Count the lines in the data below where the string "before" occurs, please, and give the number alone.

═══ Supplied material ═══

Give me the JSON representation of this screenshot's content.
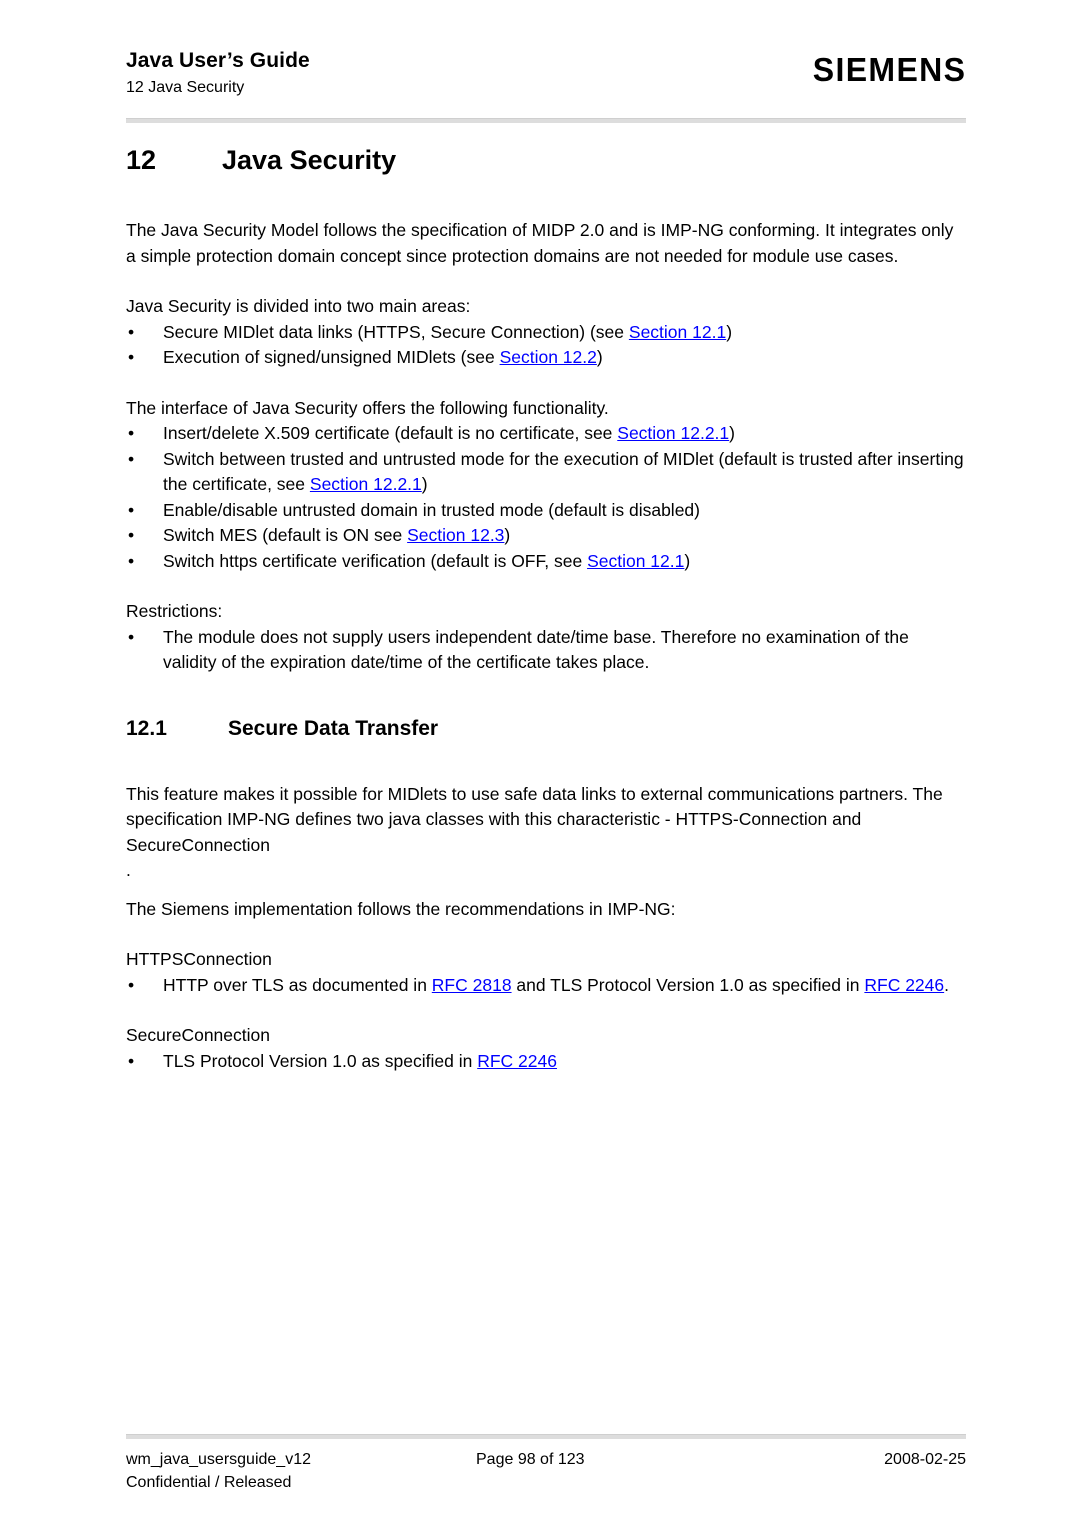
{
  "header": {
    "title": "Java User’s Guide",
    "subtitle": "12 Java Security",
    "brand": "SIEMENS"
  },
  "chapter": {
    "number": "12",
    "title": "Java Security"
  },
  "intro_paragraph": "The Java Security Model follows the specification of MIDP 2.0 and is IMP-NG conforming. It integrates only a simple protection domain concept since protection domains are not needed for module use cases.",
  "areas": {
    "lead": "Java Security is divided into two main areas:",
    "bullet_marker": "•",
    "items": [
      {
        "before": "Secure MIDlet data links (HTTPS, Secure Connection) (see ",
        "link": "Section 12.1",
        "after": ")"
      },
      {
        "before": "Execution of signed/unsigned MIDlets (see ",
        "link": "Section 12.2",
        "after": ")"
      }
    ]
  },
  "functionality": {
    "lead": "The interface of Java Security offers the following functionality.",
    "items": [
      {
        "before": "Insert/delete X.509 certificate (default is no certificate, see ",
        "link": "Section 12.2.1",
        "after": ")"
      },
      {
        "before": "Switch between trusted and untrusted mode for the execution of MIDlet (default is trusted after inserting the certificate, see ",
        "link": "Section 12.2.1",
        "after": ")"
      },
      {
        "before": "Enable/disable untrusted domain in trusted mode (default is disabled)",
        "link": "",
        "after": ""
      },
      {
        "before": "Switch MES (default is ON see ",
        "link": "Section 12.3",
        "after": ")"
      },
      {
        "before": "Switch https certificate verification (default is OFF, see ",
        "link": "Section 12.1",
        "after": ")"
      }
    ]
  },
  "restrictions": {
    "lead": "Restrictions:",
    "items": [
      {
        "before": "The module does not supply users independent date/time base. Therefore no examination of the validity of the expiration date/time of the certificate takes place.",
        "link": "",
        "after": ""
      }
    ]
  },
  "section_12_1": {
    "number": "12.1",
    "title": "Secure Data Transfer",
    "paragraph_1": "This feature makes it possible for MIDlets to use safe data links to external communications partners. The specification IMP-NG defines two java classes with this characteristic - HTTPS-Connection and SecureConnection",
    "stray_period": ".",
    "paragraph_2": "The Siemens implementation follows the recommendations in IMP-NG:",
    "https_heading": "HTTPSConnection",
    "https_bullet": {
      "part_1": "HTTP over TLS as documented in ",
      "link_1": "RFC 2818",
      "part_2": " and TLS Protocol Version 1.0 as specified in ",
      "link_2": "RFC 2246",
      "part_3": "."
    },
    "secure_heading": "SecureConnection",
    "secure_bullet": {
      "part_1": "TLS Protocol Version 1.0 as specified in ",
      "link_1": "RFC 2246",
      "part_2": ""
    }
  },
  "footer": {
    "doc_id": "wm_java_usersguide_v12",
    "classification": "Confidential / Released",
    "page": "Page 98 of 123",
    "date": "2008-02-25"
  },
  "colors": {
    "link": "#0000FF",
    "rule": "#DDDDDD",
    "text": "#000000"
  }
}
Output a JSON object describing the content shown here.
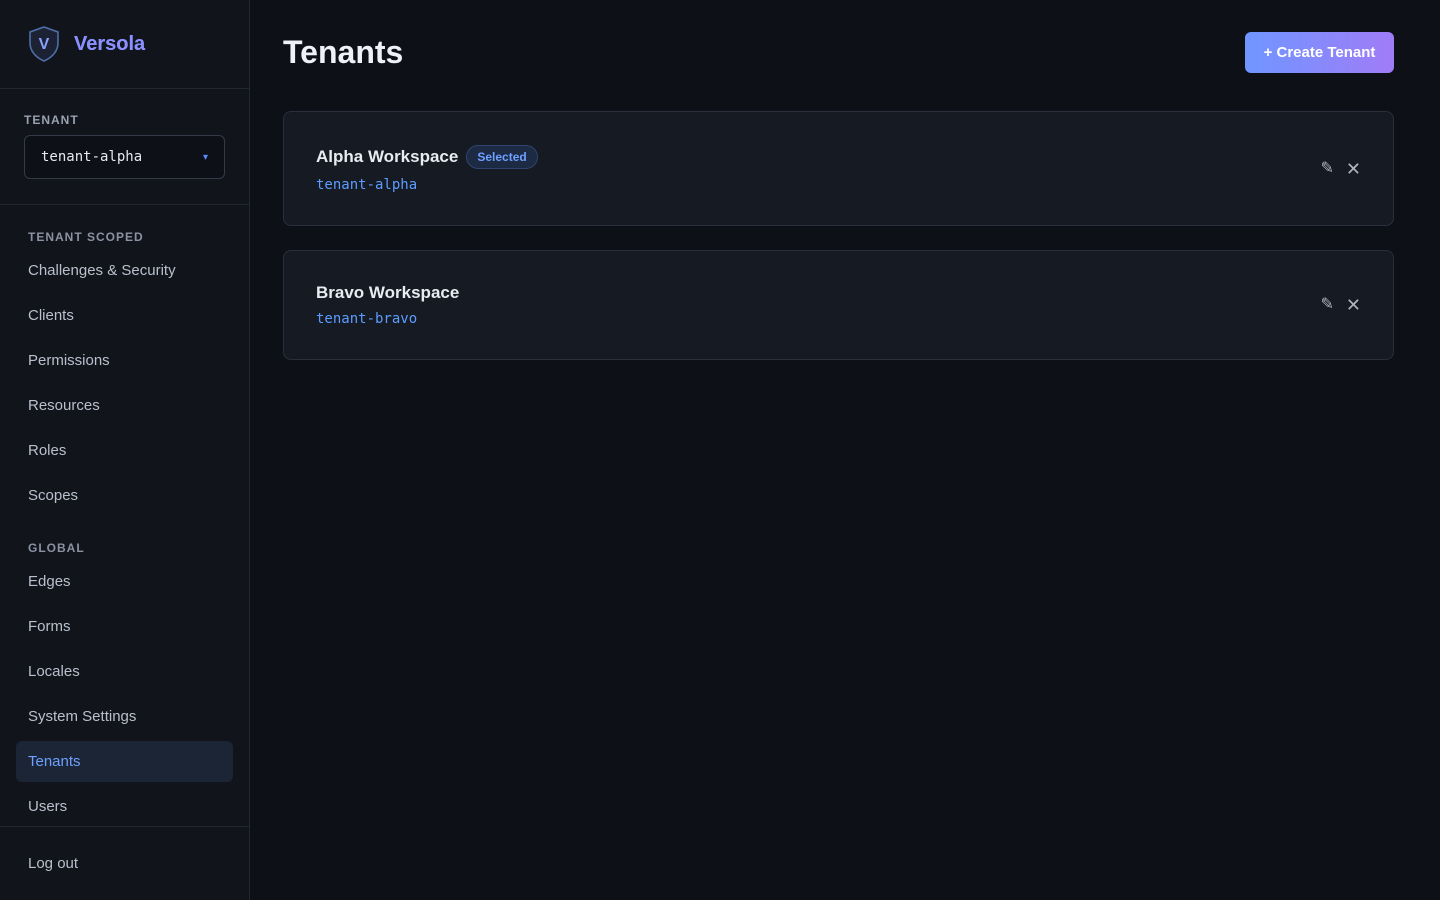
{
  "brand": {
    "logo_letter": "V",
    "name": "Versola"
  },
  "tenant_selector": {
    "label": "TENANT",
    "value": "tenant-alpha",
    "caret_icon": "▾"
  },
  "nav": {
    "groups": [
      {
        "label": "TENANT SCOPED",
        "items": [
          "Challenges & Security",
          "Clients",
          "Permissions",
          "Resources",
          "Roles",
          "Scopes"
        ]
      },
      {
        "label": "GLOBAL",
        "items": [
          "Edges",
          "Forms",
          "Locales",
          "System Settings",
          "Tenants",
          "Users"
        ]
      }
    ],
    "active_item": "Tenants"
  },
  "logout_label": "Log out",
  "page": {
    "title": "Tenants",
    "create_button": "+ Create Tenant"
  },
  "tenants": [
    {
      "name": "Alpha Workspace",
      "slug": "tenant-alpha",
      "badge": "Selected"
    },
    {
      "name": "Bravo Workspace",
      "slug": "tenant-bravo",
      "badge": ""
    }
  ],
  "icons": {
    "edit": "✎",
    "delete": "✕"
  },
  "colors": {
    "accent": "#6ea0ff",
    "background": "#0d1017",
    "sidebar": "#11141b",
    "card": "#161a22"
  }
}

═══

Problem solution:
8